◆ **Website and app data records**:
· · · · ·
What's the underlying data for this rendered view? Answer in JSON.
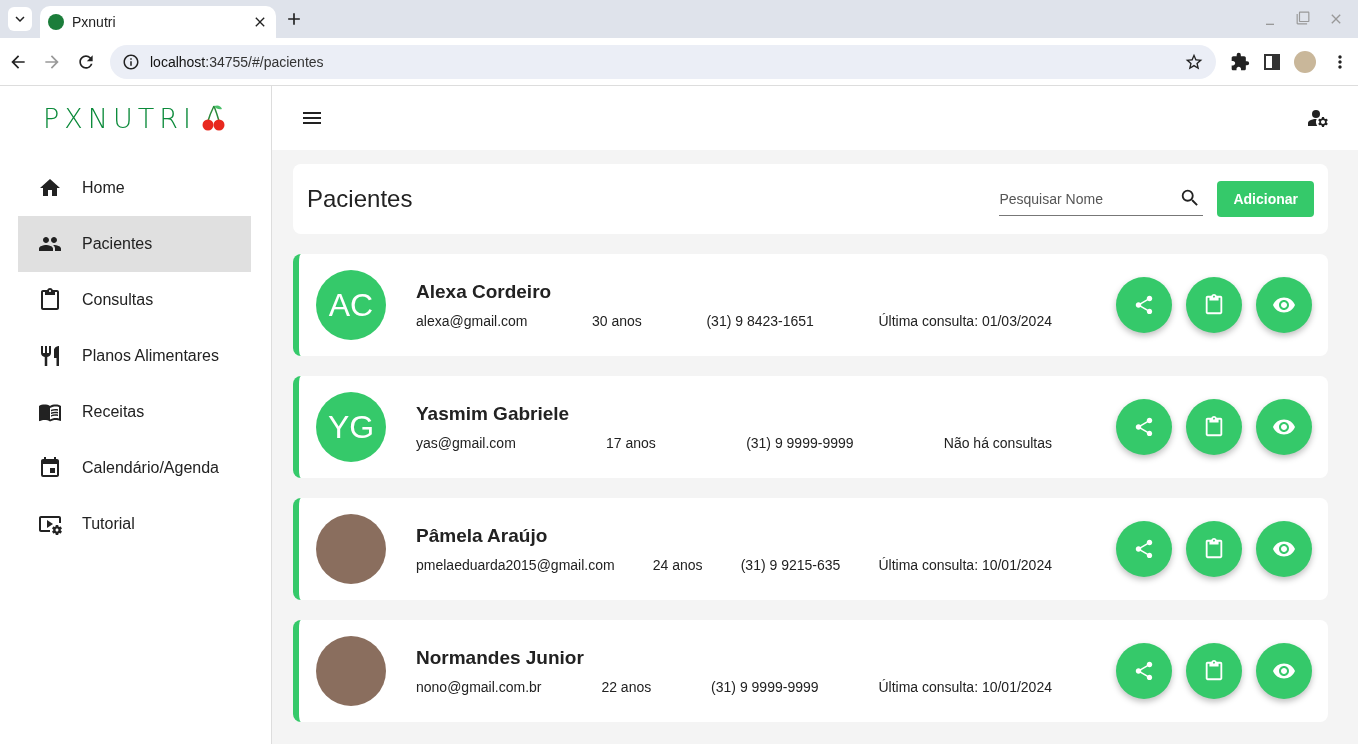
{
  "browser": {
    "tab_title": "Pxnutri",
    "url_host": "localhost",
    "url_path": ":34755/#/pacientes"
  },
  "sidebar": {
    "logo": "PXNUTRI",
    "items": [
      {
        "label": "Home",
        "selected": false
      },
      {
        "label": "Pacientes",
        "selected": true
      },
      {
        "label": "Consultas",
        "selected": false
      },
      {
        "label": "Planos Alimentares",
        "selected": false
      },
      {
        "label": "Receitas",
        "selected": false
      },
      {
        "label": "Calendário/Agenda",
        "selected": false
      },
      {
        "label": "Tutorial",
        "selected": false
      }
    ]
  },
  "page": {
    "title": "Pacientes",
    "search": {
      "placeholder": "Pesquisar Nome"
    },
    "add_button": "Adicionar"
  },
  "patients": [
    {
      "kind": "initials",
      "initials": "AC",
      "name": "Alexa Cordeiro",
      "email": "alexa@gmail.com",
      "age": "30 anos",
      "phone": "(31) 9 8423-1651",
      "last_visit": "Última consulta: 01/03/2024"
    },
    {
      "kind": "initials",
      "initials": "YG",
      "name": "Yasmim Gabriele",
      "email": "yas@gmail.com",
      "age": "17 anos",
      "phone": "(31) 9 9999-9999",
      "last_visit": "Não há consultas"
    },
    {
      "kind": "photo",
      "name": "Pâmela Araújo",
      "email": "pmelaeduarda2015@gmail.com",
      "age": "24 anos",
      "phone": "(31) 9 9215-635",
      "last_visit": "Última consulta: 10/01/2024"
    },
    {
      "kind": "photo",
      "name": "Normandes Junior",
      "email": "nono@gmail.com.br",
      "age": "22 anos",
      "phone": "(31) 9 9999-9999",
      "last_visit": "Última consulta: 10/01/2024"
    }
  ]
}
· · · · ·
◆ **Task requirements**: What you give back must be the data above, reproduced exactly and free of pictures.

◆ **Output of the task**:
What's the underlying data for this rendered view? Answer in JSON.
{
  "browser": {
    "tab_title": "Pxnutri",
    "url_host": "localhost",
    "url_path": ":34755/#/pacientes"
  },
  "sidebar": {
    "logo": "PXNUTRI",
    "items": [
      {
        "label": "Home",
        "selected": false
      },
      {
        "label": "Pacientes",
        "selected": true
      },
      {
        "label": "Consultas",
        "selected": false
      },
      {
        "label": "Planos Alimentares",
        "selected": false
      },
      {
        "label": "Receitas",
        "selected": false
      },
      {
        "label": "Calendário/Agenda",
        "selected": false
      },
      {
        "label": "Tutorial",
        "selected": false
      }
    ]
  },
  "page": {
    "title": "Pacientes",
    "search": {
      "placeholder": "Pesquisar Nome"
    },
    "add_button": "Adicionar"
  },
  "patients": [
    {
      "kind": "initials",
      "initials": "AC",
      "name": "Alexa Cordeiro",
      "email": "alexa@gmail.com",
      "age": "30 anos",
      "phone": "(31) 9 8423-1651",
      "last_visit": "Última consulta: 01/03/2024"
    },
    {
      "kind": "initials",
      "initials": "YG",
      "name": "Yasmim Gabriele",
      "email": "yas@gmail.com",
      "age": "17 anos",
      "phone": "(31) 9 9999-9999",
      "last_visit": "Não há consultas"
    },
    {
      "kind": "photo",
      "name": "Pâmela Araújo",
      "email": "pmelaeduarda2015@gmail.com",
      "age": "24 anos",
      "phone": "(31) 9 9215-635",
      "last_visit": "Última consulta: 10/01/2024"
    },
    {
      "kind": "photo",
      "name": "Normandes Junior",
      "email": "nono@gmail.com.br",
      "age": "22 anos",
      "phone": "(31) 9 9999-9999",
      "last_visit": "Última consulta: 10/01/2024"
    }
  ]
}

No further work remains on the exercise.